Hughes Bay is located in Antarctica
Hughes Bay
Hughes Bay
Coordinates64°13′S 61°20′W / 64.217°S 61.333°W / -64.217; -61.333 (Hughes Bay)

Hughes Bay (64°13′S 61°20′W / 64.217°S 61.333°W / -64.217; -61.333 (Hughes Bay)) is a bay lying between Cape Sterneck and Cape Murray along the west coast of the Antarctic Peninsula.[1]


Danco Coast, Antarctic Peninsula. Hughes Bay near the northeast end

Hughes Bay is on the Danco Coast of the Antarctic Peninsula, on the west side of Graham Land. It is west of the southern end of the Detroit Plateau and north of the Herbert Plateau. It faces Two Hummock Island to the northwest across the Gerlache Strait. Major glaciers flowing into the bay include Sikorsky Glacier, Cayley Glacier and Blériot Glacier. The Argentine Base Primavera is on a headland in the north part of the bay.[2] Hughes Bay is 42 kilometres (26 mi) wide and indents the Danco Coast by 20 kilometres (12 mi). It lies south of Chavdar Peninsula and north of Pefaur (Ventimiglia) Peninsula.


The name "Hughes Bay" has appeared on maps for over 100 years, and commemorates Edward Hughes, master of the Sprightly, a sealing vessel owned by the London whaling company Samuel Enderby & Sons, which explored in this area in 1824–25.[1]


The first recorded landing on the Antarctic mainland was made in the area of this bay by Captain John Davis (see Davis Coast) from the shallop Cecilia (see Cecilia Island), tender to his ship Huron (see Huron Glacier) on 7 February 1821. The bay was roughly charted by James Hoseason, First Mate in the British sealer Sprightly (see Sprightly Island) in December 1824 and was named Hughes' Bay after Captain Edward Hughes, the ship's master The bay was further charted by the Belgian Antarctic Expedition (BeAE) during 23-25 January 1898. Air photography of the area by the Falkland Islands and Dependencies Aerial Survey Expedition (FIDASE) in 1956-57 led to important changes in topography and outline of the bay, as shown on maps and charts. Prior to this time many identifications of names in the area were no more than guesses.[3]
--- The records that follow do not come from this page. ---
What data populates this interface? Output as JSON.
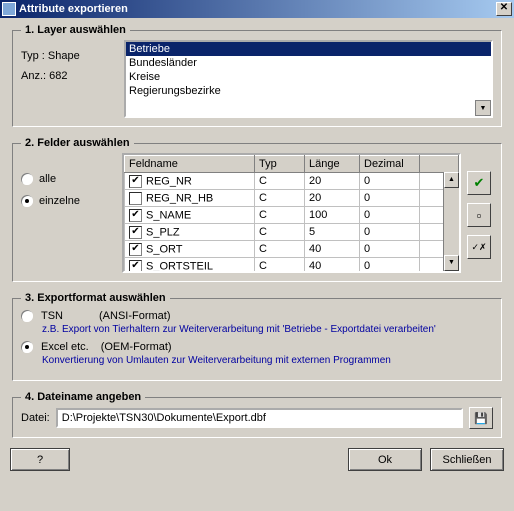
{
  "title": "Attribute exportieren",
  "close_x": "✕",
  "sec1": {
    "legend": "1. Layer auswählen",
    "typ_label": "Typ :",
    "typ_value": "Shape",
    "anz_label": "Anz.:",
    "anz_value": "682",
    "items": [
      "Betriebe",
      "Bundesländer",
      "Kreise",
      "Regierungsbezirke"
    ],
    "selected": 0
  },
  "sec2": {
    "legend": "2. Felder auswählen",
    "radio_all": "alle",
    "radio_single": "einzelne",
    "headers": [
      "Feldname",
      "Typ",
      "Länge",
      "Dezimal",
      ""
    ],
    "rows": [
      {
        "chk": true,
        "name": "REG_NR",
        "typ": "C",
        "len": "20",
        "dez": "0"
      },
      {
        "chk": false,
        "name": "REG_NR_HB",
        "typ": "C",
        "len": "20",
        "dez": "0"
      },
      {
        "chk": true,
        "name": "S_NAME",
        "typ": "C",
        "len": "100",
        "dez": "0"
      },
      {
        "chk": true,
        "name": "S_PLZ",
        "typ": "C",
        "len": "5",
        "dez": "0"
      },
      {
        "chk": true,
        "name": "S_ORT",
        "typ": "C",
        "len": "40",
        "dez": "0"
      },
      {
        "chk": true,
        "name": "S_ORTSTEIL",
        "typ": "C",
        "len": "40",
        "dez": "0"
      }
    ],
    "btn_all_glyph": "✔",
    "btn_none_glyph": "▫",
    "btn_invert_glyph": "✓✗"
  },
  "sec3": {
    "legend": "3. Exportformat auswählen",
    "tsn_label": "TSN",
    "tsn_sub": "(ANSI-Format)",
    "tsn_desc": "z.B. Export von Tierhaltern zur Weiterverarbeitung mit 'Betriebe - Exportdatei verarbeiten'",
    "excel_label": "Excel etc.",
    "excel_sub": "(OEM-Format)",
    "excel_desc": "Konvertierung von Umlauten zur Weiterverarbeitung mit externen Programmen"
  },
  "sec4": {
    "legend": "4. Dateiname angeben",
    "file_label": "Datei:",
    "file_value": "D:\\Projekte\\TSN30\\Dokumente\\Export.dbf",
    "disk_glyph": "💾"
  },
  "buttons": {
    "help": "?",
    "ok": "Ok",
    "close": "Schließen"
  }
}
Glaciers feeding the bay, from northeast to southwest, include: Tumba Ice Cap, Gregory Glacier , Breguet Glacier, Sikorsky Glacier, Trepetlika Glacier, Mouillard Glacier, Lilienthal Glacier, Cayley Glacier, Blériot Glacier, Zimzelen Glacier, Krapets Glacier, Agalina Glacier.
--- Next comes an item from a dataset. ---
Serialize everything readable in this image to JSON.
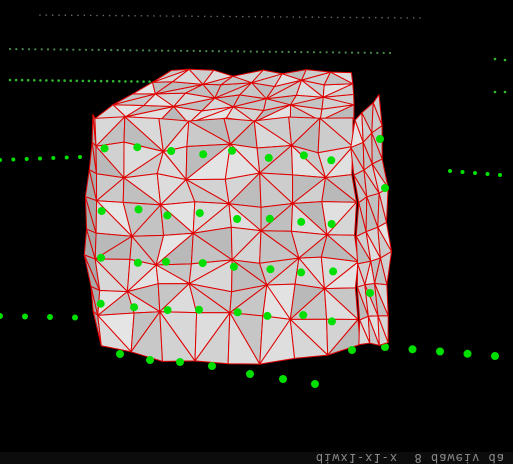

Island in the bay, from northeast to southwest, include: Moreno Rock, Moss Islands, Midas Island, Apéndice Island, Sprightly Island, Alcock Island, Roget Rocks, Challenger Island, Afuera Islands.

Afuera Islands[edit]

Afuera Islands 64°20'S, 61°36'W Group of three small islands lying N of Challenger Island and just outside the S entrance point to Hughes Bay. First charted by the FrAE, 1908-10, under Charcot. The name, which appears on an Argentine government chart of 1957, is probably descriptive of the islands' location; "Afuera" means outer or outside.[4]

Coastal features[edit]

Coastal features, from northeast to southwest, include: Cape Sterneck, Cierva Cove, Sladun Peninsula, Base Primavera, Relyovo Peninsula, Charles Point, Brialmont Cove, Spring Point, Brabazon Point, Salvesen Cove, Valdivia Point, Murray Island.

Other features[edit]

Other features near the bay include: Tournachon Peak, Pilcher Peak, Baldwin Peak, Kormyansko Saddle, Egerika Range, Mount Morton, Farman Nunatak.



  • Alberts, Fred G., ed. (1995), Geographic Names of the Antarctic (PDF) (2 ed.), United States Board on Geographic Names, retrieved 2023-12-03 Public Domain This article incorporates public domain material from websites or documents of the United States Board on Geographic Names.
  • Graham Land and South Shetland Islands, BAS: British Antarctic Survey, 2005, retrieved 2024-05-03
  • "Hughes Bay", Composite Gazetteer of Antarctica, Scientific Committee on Antarctic Research